(Source information Opens)

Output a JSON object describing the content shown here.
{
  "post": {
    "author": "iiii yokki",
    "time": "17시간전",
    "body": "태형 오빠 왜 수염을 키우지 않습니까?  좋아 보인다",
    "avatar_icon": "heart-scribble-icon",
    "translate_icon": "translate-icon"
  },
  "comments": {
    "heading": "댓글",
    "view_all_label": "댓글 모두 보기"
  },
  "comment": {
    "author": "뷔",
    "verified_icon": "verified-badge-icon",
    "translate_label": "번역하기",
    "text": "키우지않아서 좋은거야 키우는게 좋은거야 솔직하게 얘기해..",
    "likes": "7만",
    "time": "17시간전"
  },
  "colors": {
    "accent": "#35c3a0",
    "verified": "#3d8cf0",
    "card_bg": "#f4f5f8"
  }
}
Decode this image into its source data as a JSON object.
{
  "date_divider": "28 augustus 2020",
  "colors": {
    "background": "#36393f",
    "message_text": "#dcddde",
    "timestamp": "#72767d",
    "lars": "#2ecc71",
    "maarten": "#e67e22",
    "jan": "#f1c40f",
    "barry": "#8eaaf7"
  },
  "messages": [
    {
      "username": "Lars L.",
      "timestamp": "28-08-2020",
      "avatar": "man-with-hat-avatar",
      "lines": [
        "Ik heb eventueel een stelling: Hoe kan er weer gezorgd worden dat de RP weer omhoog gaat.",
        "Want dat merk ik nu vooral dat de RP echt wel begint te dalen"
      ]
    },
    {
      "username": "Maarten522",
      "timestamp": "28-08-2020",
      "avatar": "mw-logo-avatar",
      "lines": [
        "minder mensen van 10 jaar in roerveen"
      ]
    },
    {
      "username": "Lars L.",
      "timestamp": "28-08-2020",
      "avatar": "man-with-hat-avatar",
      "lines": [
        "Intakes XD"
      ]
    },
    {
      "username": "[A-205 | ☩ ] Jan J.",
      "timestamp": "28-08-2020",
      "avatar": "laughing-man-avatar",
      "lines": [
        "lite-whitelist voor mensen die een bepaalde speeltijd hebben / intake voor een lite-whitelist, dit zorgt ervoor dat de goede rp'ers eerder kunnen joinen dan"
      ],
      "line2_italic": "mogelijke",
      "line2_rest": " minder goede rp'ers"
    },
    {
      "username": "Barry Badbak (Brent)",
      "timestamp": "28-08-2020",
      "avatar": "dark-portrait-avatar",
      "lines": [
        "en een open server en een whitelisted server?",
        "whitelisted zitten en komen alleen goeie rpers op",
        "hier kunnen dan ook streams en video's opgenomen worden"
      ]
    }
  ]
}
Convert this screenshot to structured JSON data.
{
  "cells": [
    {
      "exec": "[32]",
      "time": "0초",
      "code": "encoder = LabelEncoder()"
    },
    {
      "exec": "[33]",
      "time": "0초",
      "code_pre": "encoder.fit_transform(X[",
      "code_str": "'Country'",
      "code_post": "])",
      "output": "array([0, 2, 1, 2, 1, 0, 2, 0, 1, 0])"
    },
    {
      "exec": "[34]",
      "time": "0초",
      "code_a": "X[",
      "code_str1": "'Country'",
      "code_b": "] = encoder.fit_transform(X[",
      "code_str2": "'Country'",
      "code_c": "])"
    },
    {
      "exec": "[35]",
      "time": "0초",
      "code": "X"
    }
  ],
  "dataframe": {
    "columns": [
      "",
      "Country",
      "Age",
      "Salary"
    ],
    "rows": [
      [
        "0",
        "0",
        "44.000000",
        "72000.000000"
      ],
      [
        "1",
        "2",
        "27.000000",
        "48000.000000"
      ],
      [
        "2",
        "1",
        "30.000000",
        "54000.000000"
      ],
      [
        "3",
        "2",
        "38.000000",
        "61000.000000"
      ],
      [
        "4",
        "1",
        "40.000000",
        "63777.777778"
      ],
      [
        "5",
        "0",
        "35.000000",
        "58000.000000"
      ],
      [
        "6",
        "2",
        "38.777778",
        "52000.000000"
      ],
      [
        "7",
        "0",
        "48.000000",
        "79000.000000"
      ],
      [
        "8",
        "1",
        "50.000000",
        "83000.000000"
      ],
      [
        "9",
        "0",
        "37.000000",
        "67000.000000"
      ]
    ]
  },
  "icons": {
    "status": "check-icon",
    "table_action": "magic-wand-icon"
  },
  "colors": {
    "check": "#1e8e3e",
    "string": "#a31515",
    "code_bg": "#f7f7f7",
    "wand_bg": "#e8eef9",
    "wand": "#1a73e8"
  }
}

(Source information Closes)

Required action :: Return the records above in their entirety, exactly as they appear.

Task solution ::
Output a JSON object describing the content shown here.
{
  "post": {
    "author": "iiii yokki",
    "time": "17시간전",
    "body": "태형 오빠 왜 수염을 키우지 않습니까?  좋아 보인다",
    "avatar_icon": "heart-scribble-icon",
    "translate_icon": "translate-icon"
  },
  "comments": {
    "heading": "댓글",
    "view_all_label": "댓글 모두 보기"
  },
  "comment": {
    "author": "뷔",
    "verified_icon": "verified-badge-icon",
    "translate_label": "번역하기",
    "text": "키우지않아서 좋은거야 키우는게 좋은거야 솔직하게 얘기해..",
    "likes": "7만",
    "time": "17시간전"
  },
  "colors": {
    "accent": "#35c3a0",
    "verified": "#3d8cf0",
    "card_bg": "#f4f5f8"
  }
}
Decode this image into its source data as a JSON object.
{
  "date_divider": "28 augustus 2020",
  "colors": {
    "background": "#36393f",
    "message_text": "#dcddde",
    "timestamp": "#72767d",
    "lars": "#2ecc71",
    "maarten": "#e67e22",
    "jan": "#f1c40f",
    "barry": "#8eaaf7"
  },
  "messages": [
    {
      "username": "Lars L.",
      "timestamp": "28-08-2020",
      "avatar": "man-with-hat-avatar",
      "lines": [
        "Ik heb eventueel een stelling: Hoe kan er weer gezorgd worden dat de RP weer omhoog gaat.",
        "Want dat merk ik nu vooral dat de RP echt wel begint te dalen"
      ]
    },
    {
      "username": "Maarten522",
      "timestamp": "28-08-2020",
      "avatar": "mw-logo-avatar",
      "lines": [
        "minder mensen van 10 jaar in roerveen"
      ]
    },
    {
      "username": "Lars L.",
      "timestamp": "28-08-2020",
      "avatar": "man-with-hat-avatar",
      "lines": [
        "Intakes XD"
      ]
    },
    {
      "username": "[A-205 | ☩ ] Jan J.",
      "timestamp": "28-08-2020",
      "avatar": "laughing-man-avatar",
      "lines": [
        "lite-whitelist voor mensen die een bepaalde speeltijd hebben / intake voor een lite-whitelist, dit zorgt ervoor dat de goede rp'ers eerder kunnen joinen dan"
      ],
      "line2_italic": "mogelijke",
      "line2_rest": " minder goede rp'ers"
    },
    {
      "username": "Barry Badbak (Brent)",
      "timestamp": "28-08-2020",
      "avatar": "dark-portrait-avatar",
      "lines": [
        "en een open server en een whitelisted server?",
        "whitelisted zitten en komen alleen goeie rpers op",
        "hier kunnen dan ook streams en video's opgenomen worden"
      ]
    }
  ]
}
Convert this screenshot to structured JSON data.
{
  "cells": [
    {
      "exec": "[32]",
      "time": "0초",
      "code": "encoder = LabelEncoder()"
    },
    {
      "exec": "[33]",
      "time": "0초",
      "code_pre": "encoder.fit_transform(X[",
      "code_str": "'Country'",
      "code_post": "])",
      "output": "array([0, 2, 1, 2, 1, 0, 2, 0, 1, 0])"
    },
    {
      "exec": "[34]",
      "time": "0초",
      "code_a": "X[",
      "code_str1": "'Country'",
      "code_b": "] = encoder.fit_transform(X[",
      "code_str2": "'Country'",
      "code_c": "])"
    },
    {
      "exec": "[35]",
      "time": "0초",
      "code": "X"
    }
  ],
  "dataframe": {
    "columns": [
      "",
      "Country",
      "Age",
      "Salary"
    ],
    "rows": [
      [
        "0",
        "0",
        "44.000000",
        "72000.000000"
      ],
      [
        "1",
        "2",
        "27.000000",
        "48000.000000"
      ],
      [
        "2",
        "1",
        "30.000000",
        "54000.000000"
      ],
      [
        "3",
        "2",
        "38.000000",
        "61000.000000"
      ],
      [
        "4",
        "1",
        "40.000000",
        "63777.777778"
      ],
      [
        "5",
        "0",
        "35.000000",
        "58000.000000"
      ],
      [
        "6",
        "2",
        "38.777778",
        "52000.000000"
      ],
      [
        "7",
        "0",
        "48.000000",
        "79000.000000"
      ],
      [
        "8",
        "1",
        "50.000000",
        "83000.000000"
      ],
      [
        "9",
        "0",
        "37.000000",
        "67000.000000"
      ]
    ]
  },
  "icons": {
    "status": "check-icon",
    "table_action": "magic-wand-icon"
  },
  "colors": {
    "check": "#1e8e3e",
    "string": "#a31515",
    "code_bg": "#f7f7f7",
    "wand_bg": "#e8eef9",
    "wand": "#1a73e8"
  }
}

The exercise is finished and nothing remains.